- _WHAT IS EXPECTED_
Your answer must be every line of the data that holds the string "username".

----

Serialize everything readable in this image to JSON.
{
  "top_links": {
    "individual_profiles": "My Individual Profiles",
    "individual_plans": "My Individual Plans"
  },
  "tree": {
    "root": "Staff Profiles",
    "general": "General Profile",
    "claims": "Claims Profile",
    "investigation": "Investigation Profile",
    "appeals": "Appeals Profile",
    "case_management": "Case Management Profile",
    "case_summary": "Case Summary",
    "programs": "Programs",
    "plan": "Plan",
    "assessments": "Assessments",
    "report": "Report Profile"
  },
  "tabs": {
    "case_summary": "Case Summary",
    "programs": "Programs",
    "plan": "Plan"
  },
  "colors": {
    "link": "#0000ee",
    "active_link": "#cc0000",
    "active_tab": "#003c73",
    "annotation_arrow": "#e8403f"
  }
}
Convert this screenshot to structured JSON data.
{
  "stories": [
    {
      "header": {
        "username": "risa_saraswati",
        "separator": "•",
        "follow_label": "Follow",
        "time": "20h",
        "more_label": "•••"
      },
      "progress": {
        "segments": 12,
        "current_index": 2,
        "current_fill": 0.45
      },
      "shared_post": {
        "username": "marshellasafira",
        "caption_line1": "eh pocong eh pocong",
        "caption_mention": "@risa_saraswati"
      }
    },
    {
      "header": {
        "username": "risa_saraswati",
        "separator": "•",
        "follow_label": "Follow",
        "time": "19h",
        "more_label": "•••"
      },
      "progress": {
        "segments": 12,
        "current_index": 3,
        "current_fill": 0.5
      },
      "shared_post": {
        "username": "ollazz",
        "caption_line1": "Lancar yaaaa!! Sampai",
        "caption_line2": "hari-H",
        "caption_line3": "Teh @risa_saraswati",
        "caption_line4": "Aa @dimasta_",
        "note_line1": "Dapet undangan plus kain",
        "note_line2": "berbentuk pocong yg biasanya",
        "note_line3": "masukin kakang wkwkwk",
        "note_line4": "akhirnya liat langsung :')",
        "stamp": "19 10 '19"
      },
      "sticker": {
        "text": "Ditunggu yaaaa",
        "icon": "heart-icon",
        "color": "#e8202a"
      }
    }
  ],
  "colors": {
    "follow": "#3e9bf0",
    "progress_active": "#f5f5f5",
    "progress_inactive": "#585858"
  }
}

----

- _SOLUTION_
        "username": "risa_saraswati",
        "username": "marshellasafira",
        "username": "risa_saraswati",
        "username": "ollazz",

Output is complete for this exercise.